WORK REQUEST:
In the copy, every record below must appear exactly as given, and no picture may appear.

Saved data entries
__________

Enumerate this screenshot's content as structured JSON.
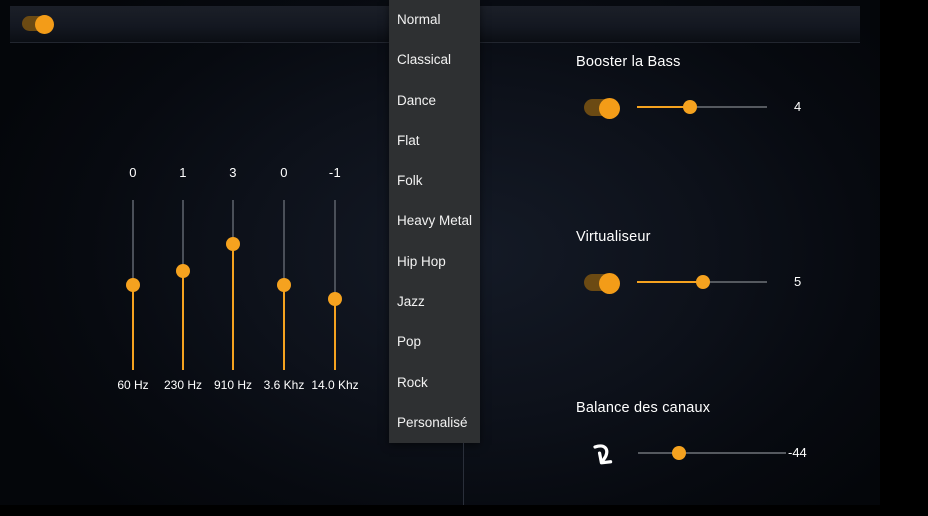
{
  "window": {
    "toolbar": {
      "power_toggle_label": "power-toggle",
      "power_toggle_state": "on"
    }
  },
  "equalizer": {
    "bands": [
      {
        "value": "0",
        "freq": "60 Hz",
        "level": 0,
        "knob_pct": 50
      },
      {
        "value": "1",
        "freq": "230 Hz",
        "level": 1,
        "knob_pct": 42
      },
      {
        "value": "3",
        "freq": "910 Hz",
        "level": 3,
        "knob_pct": 26
      },
      {
        "value": "0",
        "freq": "3.6 Khz",
        "level": 0,
        "knob_pct": 50
      },
      {
        "value": "-1",
        "freq": "14.0 Khz",
        "level": -1,
        "knob_pct": 58
      }
    ]
  },
  "preset_menu": {
    "items": [
      "Normal",
      "Classical",
      "Dance",
      "Flat",
      "Folk",
      "Heavy Metal",
      "Hip Hop",
      "Jazz",
      "Pop",
      "Rock",
      "Personalisé"
    ],
    "selected": "Normal"
  },
  "controls": [
    {
      "title": "Booster la Bass",
      "toggle_state": "on",
      "value": "4",
      "fill_pct": 41,
      "has_toggle": true,
      "has_reset_icon": false
    },
    {
      "title": "Virtualiseur",
      "toggle_state": "on",
      "value": "5",
      "fill_pct": 51,
      "has_toggle": true,
      "has_reset_icon": false
    },
    {
      "title": "Balance des canaux",
      "toggle_state": "off",
      "value": "-44",
      "fill_pct": 0,
      "knob_pct": 28,
      "has_toggle": false,
      "has_reset_icon": true,
      "reset_icon": "undo-arrow-icon"
    }
  ],
  "colors": {
    "accent": "#f5a21f",
    "toggle_track": "#6b4a13",
    "rail": "#55595f",
    "menu_bg": "#2e3032",
    "text": "#ffffff"
  }
}
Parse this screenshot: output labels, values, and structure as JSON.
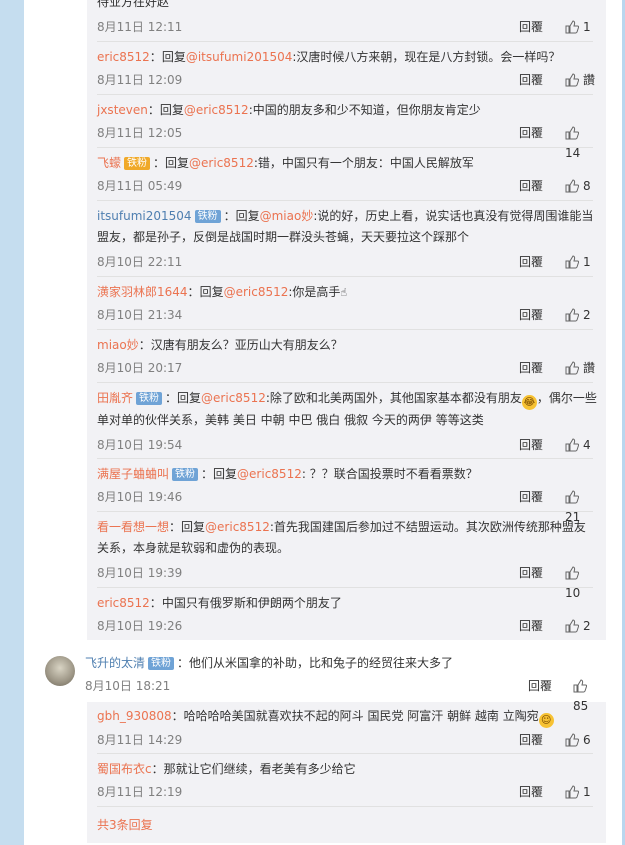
{
  "top": {
    "time": "8月11日 12:11",
    "reply": "回覆",
    "likes": "1",
    "cut_text": "待业方在好赵"
  },
  "comments": [
    {
      "user": "eric8512",
      "sep": "：",
      "pre": "回复",
      "mention": "@itsufumi201504",
      "text": ":汉唐时候八方来朝，现在是八方封锁。会一样吗？",
      "time": "8月11日 12:09",
      "reply": "回覆",
      "likes": "讚"
    },
    {
      "user": "jxsteven",
      "sep": "：",
      "pre": "回复",
      "mention": "@eric8512",
      "text": ":中国的朋友多和少不知道，但你朋友肯定少",
      "time": "8月11日 12:05",
      "reply": "回覆",
      "likes": "14"
    },
    {
      "user": "飞蠓",
      "badge": "铁粉",
      "sep": "：",
      "pre": "回复",
      "mention": "@eric8512",
      "text": ":错，中国只有一个朋友：中国人民解放军",
      "time": "8月11日 05:49",
      "reply": "回覆",
      "likes": "8"
    },
    {
      "user": "itsufumi201504",
      "badge": "铁粉",
      "sep": "：",
      "pre": "回复",
      "mention": "@miao妙",
      "text": ":说的好，历史上看，说实话也真没有觉得周围谁能当盟友，都是孙子，反倒是战国时期一群没头苍蝇，天天要拉这个踩那个",
      "time": "8月10日 22:11",
      "reply": "回覆",
      "likes": "1"
    },
    {
      "user": "潢家羽林郎1644",
      "sep": "：",
      "pre": "回复",
      "mention": "@eric8512",
      "text": ":你是高手",
      "time": "8月10日 21:34",
      "reply": "回覆",
      "likes": "2"
    },
    {
      "user": "miao妙",
      "sep": "：",
      "text": "汉唐有朋友么？亚历山大有朋友么？",
      "time": "8月10日 20:17",
      "reply": "回覆",
      "likes": "讚"
    },
    {
      "user": "田胤齐",
      "badge": "铁粉",
      "sep": "：",
      "pre": "回复",
      "mention": "@eric8512",
      "text": ":除了欧和北美两国外，其他国家基本都没有朋友",
      "text2": "，偶尔一些单对单的伙伴关系，美韩 美日 中朝 中巴 俄白 俄叙 今天的两伊 等等这类",
      "time": "8月10日 19:54",
      "reply": "回覆",
      "likes": "4"
    },
    {
      "user": "满屋子蛐蛐叫",
      "badge": "铁粉",
      "sep": "：",
      "pre": "回复",
      "mention": "@eric8512",
      "text": ": ？？联合国投票时不看看票数？",
      "time": "8月10日 19:46",
      "reply": "回覆",
      "likes": "21"
    },
    {
      "user": "看一看想一想",
      "sep": "：",
      "pre": "回复",
      "mention": "@eric8512",
      "text": ":首先我国建国后参加过不结盟运动。其次欧洲传统那种盟友关系，本身就是软弱和虚伪的表现。",
      "time": "8月10日 19:39",
      "reply": "回覆",
      "likes": "10"
    },
    {
      "user": "eric8512",
      "sep": "：",
      "text": "中国只有俄罗斯和伊朗两个朋友了",
      "time": "8月10日 19:26",
      "reply": "回覆",
      "likes": "2"
    }
  ],
  "main": {
    "user": "飞升的太清",
    "badge": "铁粉",
    "sep": "：",
    "text": "他们从米国拿的补助，比和兔子的经贸往来大多了",
    "time": "8月10日 18:21",
    "reply": "回覆",
    "likes": "85"
  },
  "replies": [
    {
      "user": "gbh_930808",
      "sep": "：",
      "text": "哈哈哈哈美国就喜欢扶不起的阿斗 国民党 阿富汗 朝鲜 越南 立陶宛",
      "time": "8月11日 14:29",
      "reply": "回覆",
      "likes": "6"
    },
    {
      "user": "蜀国布衣c",
      "sep": "：",
      "text": "那就让它们继续，看老美有多少给它",
      "time": "8月11日 12:19",
      "reply": "回覆",
      "likes": "1"
    }
  ],
  "total_replies": "共3条回复",
  "colors": {
    "accent": "#eb7350",
    "link": "#4f7fb0",
    "badge": "#6fa3d6",
    "panel": "#f2f2f5"
  }
}
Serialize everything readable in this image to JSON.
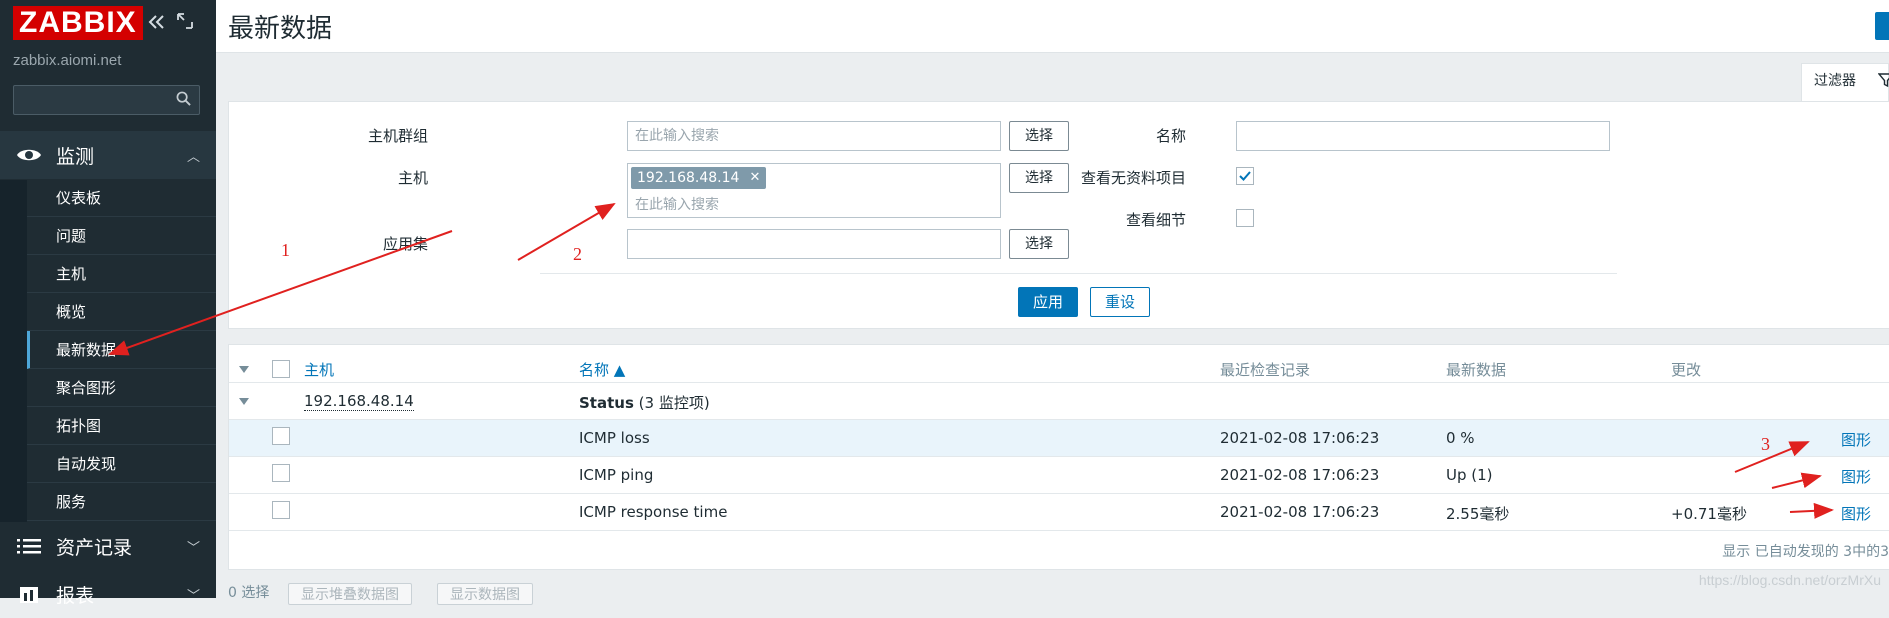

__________

WORKED SOLUTION:
Enumerate this screenshot's content as structured JSON.
{
  "window": {
    "toolbar": {
      "power_toggle_label": "power-toggle",
      "power_toggle_state": "on"
    }
  },
  "equalizer": {
    "bands": [
      {
        "value": "0",
        "freq": "60 Hz",
        "level": 0,
        "knob_pct": 50
      },
      {
        "value": "1",
        "freq": "230 Hz",
        "level": 1,
        "knob_pct": 42
      },
      {
        "value": "3",
        "freq": "910 Hz",
        "level": 3,
        "knob_pct": 26
      },
      {
        "value": "0",
        "freq": "3.6 Khz",
        "level": 0,
        "knob_pct": 50
      },
      {
        "value": "-1",
        "freq": "14.0 Khz",
        "level": -1,
        "knob_pct": 58
      }
    ]
  },
  "preset_menu": {
    "items": [
      "Normal",
      "Classical",
      "Dance",
      "Flat",
      "Folk",
      "Heavy Metal",
      "Hip Hop",
      "Jazz",
      "Pop",
      "Rock",
      "Personalisé"
    ],
    "selected": "Normal"
  },
  "controls": [
    {
      "title": "Booster la Bass",
      "toggle_state": "on",
      "value": "4",
      "fill_pct": 41,
      "has_toggle": true,
      "has_reset_icon": false
    },
    {
      "title": "Virtualiseur",
      "toggle_state": "on",
      "value": "5",
      "fill_pct": 51,
      "has_toggle": true,
      "has_reset_icon": false
    },
    {
      "title": "Balance des canaux",
      "toggle_state": "off",
      "value": "-44",
      "fill_pct": 0,
      "knob_pct": 28,
      "has_toggle": false,
      "has_reset_icon": true,
      "reset_icon": "undo-arrow-icon"
    }
  ],
  "colors": {
    "accent": "#f5a21f",
    "toggle_track": "#6b4a13",
    "rail": "#55595f",
    "menu_bg": "#2e3032",
    "text": "#ffffff"
  }
}
Parse this screenshot: output labels, values, and structure as JSON.
{
  "top": {
    "time": "8月11日 12:11",
    "reply": "回覆",
    "likes": "1",
    "cut_text": "待业方在好赵"
  },
  "comments": [
    {
      "user": "eric8512",
      "sep": "：",
      "pre": "回复",
      "mention": "@itsufumi201504",
      "text": ":汉唐时候八方来朝，现在是八方封锁。会一样吗？",
      "time": "8月11日 12:09",
      "reply": "回覆",
      "likes": "讚"
    },
    {
      "user": "jxsteven",
      "sep": "：",
      "pre": "回复",
      "mention": "@eric8512",
      "text": ":中国的朋友多和少不知道，但你朋友肯定少",
      "time": "8月11日 12:05",
      "reply": "回覆",
      "likes": "14"
    },
    {
      "user": "飞蠓",
      "badge": "铁粉",
      "sep": "：",
      "pre": "回复",
      "mention": "@eric8512",
      "text": ":错，中国只有一个朋友：中国人民解放军",
      "time": "8月11日 05:49",
      "reply": "回覆",
      "likes": "8"
    },
    {
      "user": "itsufumi201504",
      "badge": "铁粉",
      "sep": "：",
      "pre": "回复",
      "mention": "@miao妙",
      "text": ":说的好，历史上看，说实话也真没有觉得周围谁能当盟友，都是孙子，反倒是战国时期一群没头苍蝇，天天要拉这个踩那个",
      "time": "8月10日 22:11",
      "reply": "回覆",
      "likes": "1"
    },
    {
      "user": "潢家羽林郎1644",
      "sep": "：",
      "pre": "回复",
      "mention": "@eric8512",
      "text": ":你是高手",
      "time": "8月10日 21:34",
      "reply": "回覆",
      "likes": "2"
    },
    {
      "user": "miao妙",
      "sep": "：",
      "text": "汉唐有朋友么？亚历山大有朋友么？",
      "time": "8月10日 20:17",
      "reply": "回覆",
      "likes": "讚"
    },
    {
      "user": "田胤齐",
      "badge": "铁粉",
      "sep": "：",
      "pre": "回复",
      "mention": "@eric8512",
      "text": ":除了欧和北美两国外，其他国家基本都没有朋友",
      "text2": "，偶尔一些单对单的伙伴关系，美韩 美日 中朝 中巴 俄白 俄叙 今天的两伊 等等这类",
      "time": "8月10日 19:54",
      "reply": "回覆",
      "likes": "4"
    },
    {
      "user": "满屋子蛐蛐叫",
      "badge": "铁粉",
      "sep": "：",
      "pre": "回复",
      "mention": "@eric8512",
      "text": ": ？？联合国投票时不看看票数？",
      "time": "8月10日 19:46",
      "reply": "回覆",
      "likes": "21"
    },
    {
      "user": "看一看想一想",
      "sep": "：",
      "pre": "回复",
      "mention": "@eric8512",
      "text": ":首先我国建国后参加过不结盟运动。其次欧洲传统那种盟友关系，本身就是软弱和虚伪的表现。",
      "time": "8月10日 19:39",
      "reply": "回覆",
      "likes": "10"
    },
    {
      "user": "eric8512",
      "sep": "：",
      "text": "中国只有俄罗斯和伊朗两个朋友了",
      "time": "8月10日 19:26",
      "reply": "回覆",
      "likes": "2"
    }
  ],
  "main": {
    "user": "飞升的太清",
    "badge": "铁粉",
    "sep": "：",
    "text": "他们从米国拿的补助，比和兔子的经贸往来大多了",
    "time": "8月10日 18:21",
    "reply": "回覆",
    "likes": "85"
  },
  "replies": [
    {
      "user": "gbh_930808",
      "sep": "：",
      "text": "哈哈哈哈美国就喜欢扶不起的阿斗 国民党 阿富汗 朝鲜 越南 立陶宛",
      "time": "8月11日 14:29",
      "reply": "回覆",
      "likes": "6"
    },
    {
      "user": "蜀国布衣c",
      "sep": "：",
      "text": "那就让它们继续，看老美有多少给它",
      "time": "8月11日 12:19",
      "reply": "回覆",
      "likes": "1"
    }
  ],
  "total_replies": "共3条回复",
  "colors": {
    "accent": "#eb7350",
    "link": "#4f7fb0",
    "badge": "#6fa3d6",
    "panel": "#f2f2f5"
  }
}
Serialize everything readable in this image to JSON.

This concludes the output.